President Lula will face various challenges in the upcoming years. First, investigations into the corruption scandals are still ongoing. If these investigations ever focus in on the executive branch, he will have great difficulty in maintaining his positive image. The second challenge consists of boosting economic growth rates. During the run-off campaign, Lula promised to bring economic growth rates up to 5% or more annually after 2007. Five percent is considered the minimum rate necessary to further improve Brazil’s welfare system, fund the government apparatus and service debt without increasing taxes. On 22 January 2007, the government launched a package to accelerate growth called the Programa de Aceleração do Crescimento 2007 – 2010 (PAC). The measures introduced by the PAC aim to increase growth to 4.5% in 2007 and then 5% for the rest of President Lula’s four-year term. The PAC calls for the government to invest $236.6 billion over the next four years. The government will provide about 10% of the total PAC commitment. The rest of the money will come from state-owned companies and the private sector. The government target for infrastructural development includes improving 42,000 km of roads, and 10,000 km of railways, enlarging 12 ports and 20 airports, and building 13,800 km of high-voltage electricity transmission lines. Besides this, the gas transport business will be opened up to private sector companies. Furthermore, the government promised to cut as much as $3.1 billion in taxes in 2007 and a further $5.34 billion in 2008. These tax cuts are intended to prompt the private sector investment in essential infrastructure and boost economic growth. The PAC proposal was scheduled to be voted on in March 2007, but because the opposition has been able to delay this process, it is still pending.

A third challenge for Lula’s government is the realization of the past-due political reform to make Brazilian politics more transparent and accountable. Brazil’s fragmented party system and the lack of constitutional tools to force politicians to obey party directives are the main reasons why it is so difficult for the executive to pass legislation in Congress. Moreover, the confusion surrounding campaign financing rules significantly increases corruption in Brazil.

A fourth challenge will be to contain the increasing violence in the country. President Lula’s inauguration for a second term on 1 January was overshadowed by a recurrence of violence by drug gangs in Rio de Janeiro, resulting in 25 deaths.

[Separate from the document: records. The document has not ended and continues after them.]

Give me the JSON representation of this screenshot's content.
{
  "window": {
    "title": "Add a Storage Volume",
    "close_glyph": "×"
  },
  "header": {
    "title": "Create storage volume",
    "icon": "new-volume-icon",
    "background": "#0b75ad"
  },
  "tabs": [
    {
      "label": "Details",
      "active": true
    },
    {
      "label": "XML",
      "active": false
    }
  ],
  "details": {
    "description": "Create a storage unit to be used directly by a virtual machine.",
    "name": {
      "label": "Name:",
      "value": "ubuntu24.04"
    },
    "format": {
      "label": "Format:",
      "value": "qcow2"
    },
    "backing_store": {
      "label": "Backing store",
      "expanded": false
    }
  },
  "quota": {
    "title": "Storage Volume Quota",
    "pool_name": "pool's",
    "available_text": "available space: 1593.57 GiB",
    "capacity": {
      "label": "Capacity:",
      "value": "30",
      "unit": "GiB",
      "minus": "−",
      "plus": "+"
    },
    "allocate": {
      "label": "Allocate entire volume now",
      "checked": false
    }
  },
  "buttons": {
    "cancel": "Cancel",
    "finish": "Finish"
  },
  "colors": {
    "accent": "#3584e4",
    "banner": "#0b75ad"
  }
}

Lula declared the attacks acts of terrorism and promised that his government would combat violence with a strong policy and with the firm hand of the Brazilian state. But he has yet to present a comprehensive concept to fights not only the symptoms but also the causes of this violence.